    In his recent journeys along the “hidden roads that go from poem to poem,” Harold Bloom explores the dilemma of a poet wrestling with his precursors.² Bloom has turned to the rhetorical systems of Vico, Nietzsche, Freud, and the Kabbalah to illuminate his own vision. His use of these systems assumes the poet to be male, for the tropes these models offer convey a specific sexual identity. The oedipal struggle, the son's war with the father, the desire for and resentment of the seductive female, must echo throughout these philosophies of origins.³ Although Bloom keeps alluding to the sexual aspects...

  6. II Wordsworthian Nature and the Life Within
    (pp. 34-67)

    Dickinson’s primary confrontation is, to borrow Emerson’s language, between the Me and the Not Me Consequently, although she shares with the naturalizing Romantics, preeminently Wordsworth, an abiding concern with the relationship between self and world, the power of her poems comes, not from any perceived reciprocity, but rather from the struggle she describes between two competing forces the individual consciousness and all that is external to it Awareness of how Dickinson distinguishes her relationship to nature from Wordsworth’s reciprocal vision deepens our understanding of her poems’ origins as well as their subversive strength

    Crucial to Wordsworth’s faith in nature is...

  7. III Keats, Dickinson, and the Poet’s Romance
    (pp. 68-121)

    Poetic autonomy is not bestowed freely upon a poet but must be won by the skills of the imagination Dickinson’s quest for independence, as I have been suggesting, diverges in crucial ways from the Romantics’ relationship of poet and muse. Her quest is not, however, so much a rejection of their vision of the heroic poet as it is a reassessment of the relationship of poet to muse based upon the fact that a woman is now at the center of the creative endeavor In her vision of the analogue between the origins of creativity and the paradigms of romantic...

  8. IV Word and World in Shelley and Dickinson
    (pp. 122-160)

    Dickinson redefines nature according to her priorities The extent to which the exclusive self shapes images around its singular demands informs her distinctive use of language Although she cannot completely dissolve the relation between word and world, Dickinson does test the limits to which such a process may go When the ties between nature and the imagination are severed, natural images necessarily achieve a peculiar status, for they no longer depend upon external reality as their source, but rather adhere increasingly to the life within the imagination.¹ Shelley, whose own vision of the ontological priority of the imagination—the Intellectual...

  9. V Emerson, Dickinson, and the Abyss
    (pp. 161-182)
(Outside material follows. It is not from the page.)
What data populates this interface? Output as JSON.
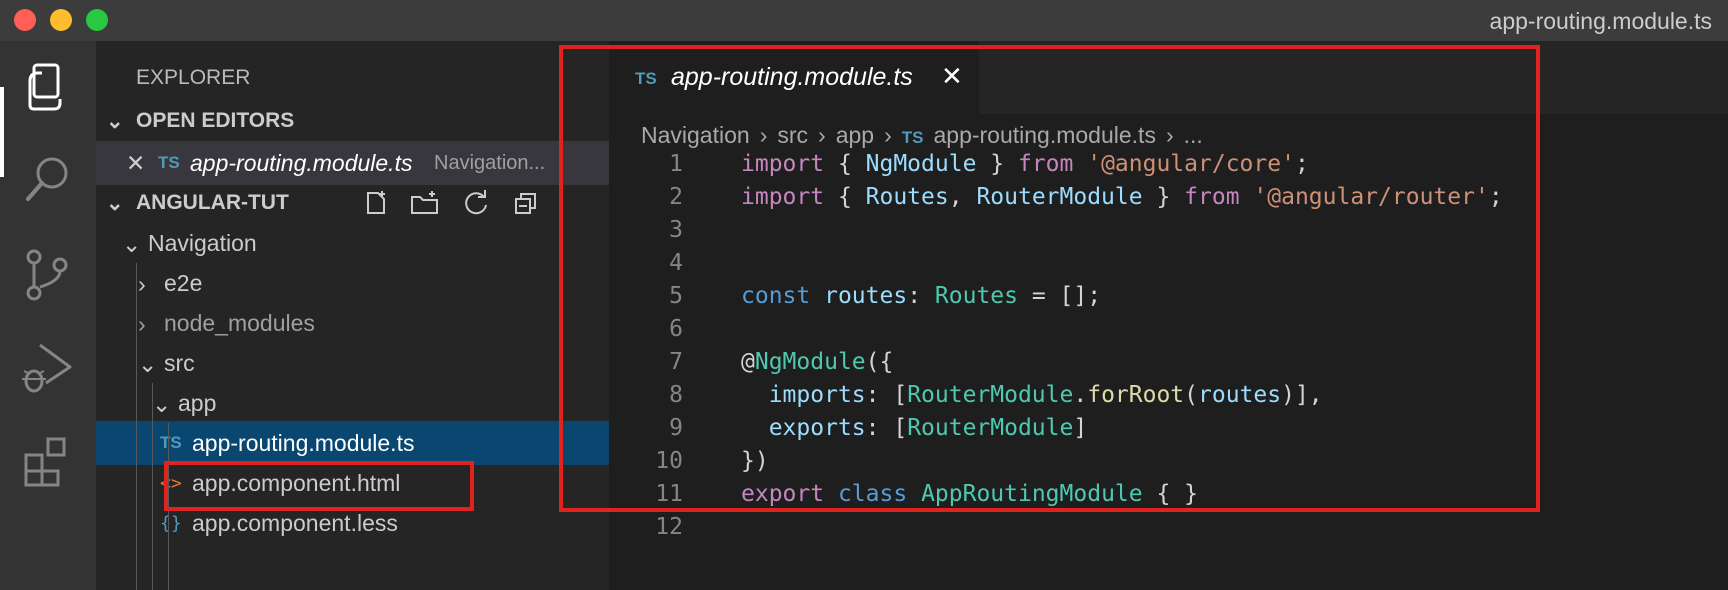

    Arachne, maiden of legendary audacity, claimed she could weave more splendidly than the goddess Minerva herself; the challenge ended in self-inflicted death and metamorphosis into a spider—the cunning revenge of the Divine weaver. Dickinson betrays a similar boldness, placing her poems against the most powerful voices for her generation—the poets of Romanticism. Like the Romantics, she writes quest poems, for they seek to complete the voyage, to prove the strength of the imagination against the stubbornness of life, the repression of an antithetical nature, and that “hidden mystery,” the final territory of death. The form of the poems...

  10. VI Afterword: On the Origins of Difference
    (pp. 183-186)

    As one reads Dickinson through and against Wordsworth, Keats, Shelley, and Emerson, the origins of her dissent take on new meaning. Although she shares with them a faith in the sovereignty of the imagination and a belief in its powers, her skepticism—a distrust of nature and insistence upon the primacy of the mind—extends and intensifies one side of a dialectic already shaping Romantic thought. In response to what Wordsworth, Keats, Shelley, and Emerson recognize as the potentially disintegrative danger of a poetics that relies too heavily upon the single imagination, each finds ways of acknowledging the world which...

  11. Selected Bibliography
    (pp. 187-196)
  12. INDEX
    (pp. 197-202)
  13. LIST OF DICKINSON POEMS
    (pp. 203-205)
  14. Back Matter
    (pp. 206-206)